### Task details
Every line below that carries the word "cuenta" needs to be copied.

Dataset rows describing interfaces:
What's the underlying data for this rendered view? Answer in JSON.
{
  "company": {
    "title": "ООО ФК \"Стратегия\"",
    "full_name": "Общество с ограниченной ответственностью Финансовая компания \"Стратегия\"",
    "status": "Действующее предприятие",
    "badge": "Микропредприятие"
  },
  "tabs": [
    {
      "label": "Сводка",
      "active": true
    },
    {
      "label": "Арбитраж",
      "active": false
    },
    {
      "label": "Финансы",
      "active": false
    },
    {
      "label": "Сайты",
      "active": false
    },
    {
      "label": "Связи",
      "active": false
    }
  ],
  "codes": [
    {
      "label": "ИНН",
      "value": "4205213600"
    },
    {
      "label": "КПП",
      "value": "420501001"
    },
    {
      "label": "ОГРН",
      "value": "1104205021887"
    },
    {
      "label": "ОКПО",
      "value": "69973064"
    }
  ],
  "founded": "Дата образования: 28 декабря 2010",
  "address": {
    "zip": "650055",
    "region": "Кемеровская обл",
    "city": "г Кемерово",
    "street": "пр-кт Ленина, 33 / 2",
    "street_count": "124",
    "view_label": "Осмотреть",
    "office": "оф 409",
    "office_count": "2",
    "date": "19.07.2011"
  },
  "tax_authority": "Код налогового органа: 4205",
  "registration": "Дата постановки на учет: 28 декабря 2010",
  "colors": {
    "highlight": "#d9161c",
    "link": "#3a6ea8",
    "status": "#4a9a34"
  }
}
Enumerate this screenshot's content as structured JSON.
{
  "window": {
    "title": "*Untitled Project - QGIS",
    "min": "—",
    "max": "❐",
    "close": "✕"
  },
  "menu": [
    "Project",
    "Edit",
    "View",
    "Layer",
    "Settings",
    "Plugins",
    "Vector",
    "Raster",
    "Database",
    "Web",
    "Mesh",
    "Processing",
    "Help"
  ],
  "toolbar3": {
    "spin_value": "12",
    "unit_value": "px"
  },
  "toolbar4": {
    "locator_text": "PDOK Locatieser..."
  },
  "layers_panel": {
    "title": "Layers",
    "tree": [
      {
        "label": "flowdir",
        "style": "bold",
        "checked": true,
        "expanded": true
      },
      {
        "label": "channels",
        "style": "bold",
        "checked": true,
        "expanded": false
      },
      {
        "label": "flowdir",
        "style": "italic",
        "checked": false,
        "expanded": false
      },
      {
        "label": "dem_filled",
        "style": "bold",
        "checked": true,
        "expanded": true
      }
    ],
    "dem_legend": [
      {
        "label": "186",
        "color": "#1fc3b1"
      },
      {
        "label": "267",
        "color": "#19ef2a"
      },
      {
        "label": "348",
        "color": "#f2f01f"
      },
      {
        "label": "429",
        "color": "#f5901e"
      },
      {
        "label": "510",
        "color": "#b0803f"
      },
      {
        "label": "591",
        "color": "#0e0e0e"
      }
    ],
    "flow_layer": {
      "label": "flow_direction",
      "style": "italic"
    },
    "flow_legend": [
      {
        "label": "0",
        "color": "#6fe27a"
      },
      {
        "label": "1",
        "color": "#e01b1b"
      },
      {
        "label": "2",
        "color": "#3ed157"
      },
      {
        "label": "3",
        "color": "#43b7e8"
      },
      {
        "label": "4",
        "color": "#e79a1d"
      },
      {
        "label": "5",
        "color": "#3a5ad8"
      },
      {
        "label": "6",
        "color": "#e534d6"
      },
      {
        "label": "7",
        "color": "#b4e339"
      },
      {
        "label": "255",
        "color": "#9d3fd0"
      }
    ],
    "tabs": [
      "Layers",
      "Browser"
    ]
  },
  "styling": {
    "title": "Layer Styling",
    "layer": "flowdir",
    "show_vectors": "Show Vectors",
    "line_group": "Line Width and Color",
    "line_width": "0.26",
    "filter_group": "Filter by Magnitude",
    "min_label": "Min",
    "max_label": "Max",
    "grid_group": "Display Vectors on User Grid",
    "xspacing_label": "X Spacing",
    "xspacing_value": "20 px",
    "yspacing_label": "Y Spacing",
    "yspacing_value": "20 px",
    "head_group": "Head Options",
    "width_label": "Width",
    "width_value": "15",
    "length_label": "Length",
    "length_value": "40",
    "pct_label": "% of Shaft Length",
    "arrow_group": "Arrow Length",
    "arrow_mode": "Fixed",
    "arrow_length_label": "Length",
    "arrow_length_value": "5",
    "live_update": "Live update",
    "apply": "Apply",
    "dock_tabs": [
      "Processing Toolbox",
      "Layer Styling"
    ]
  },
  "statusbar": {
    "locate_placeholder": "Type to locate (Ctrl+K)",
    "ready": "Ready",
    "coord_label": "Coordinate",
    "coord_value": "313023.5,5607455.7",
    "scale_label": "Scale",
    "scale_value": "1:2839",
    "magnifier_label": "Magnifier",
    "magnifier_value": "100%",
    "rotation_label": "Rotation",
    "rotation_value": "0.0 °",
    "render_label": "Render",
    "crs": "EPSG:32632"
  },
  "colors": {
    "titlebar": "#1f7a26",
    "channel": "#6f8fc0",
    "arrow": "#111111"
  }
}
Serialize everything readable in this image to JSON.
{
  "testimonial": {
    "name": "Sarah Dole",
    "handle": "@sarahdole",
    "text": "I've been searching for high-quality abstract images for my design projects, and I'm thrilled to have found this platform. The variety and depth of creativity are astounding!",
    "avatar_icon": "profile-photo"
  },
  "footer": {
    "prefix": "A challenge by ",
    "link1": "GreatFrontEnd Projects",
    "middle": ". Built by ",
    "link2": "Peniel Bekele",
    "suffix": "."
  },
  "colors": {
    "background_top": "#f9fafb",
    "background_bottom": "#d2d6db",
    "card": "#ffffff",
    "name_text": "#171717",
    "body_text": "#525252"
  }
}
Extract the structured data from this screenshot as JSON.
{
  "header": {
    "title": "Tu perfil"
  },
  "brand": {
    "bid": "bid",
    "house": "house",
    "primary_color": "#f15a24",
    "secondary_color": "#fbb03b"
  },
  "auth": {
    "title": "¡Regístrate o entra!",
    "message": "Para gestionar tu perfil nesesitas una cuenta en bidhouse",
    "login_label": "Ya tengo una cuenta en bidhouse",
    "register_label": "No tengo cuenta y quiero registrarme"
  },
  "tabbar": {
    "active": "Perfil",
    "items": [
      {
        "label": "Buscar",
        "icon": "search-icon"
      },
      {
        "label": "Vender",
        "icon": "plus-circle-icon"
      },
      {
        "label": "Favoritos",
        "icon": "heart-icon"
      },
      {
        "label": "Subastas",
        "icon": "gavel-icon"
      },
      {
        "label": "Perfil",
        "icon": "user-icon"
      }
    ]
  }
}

### Answer
    "message": "Para gestionar tu perfil nesesitas una cuenta en bidhouse",
    "login_label": "Ya tengo una cuenta en bidhouse",
    "register_label": "No tengo cuenta y quiero registrarme"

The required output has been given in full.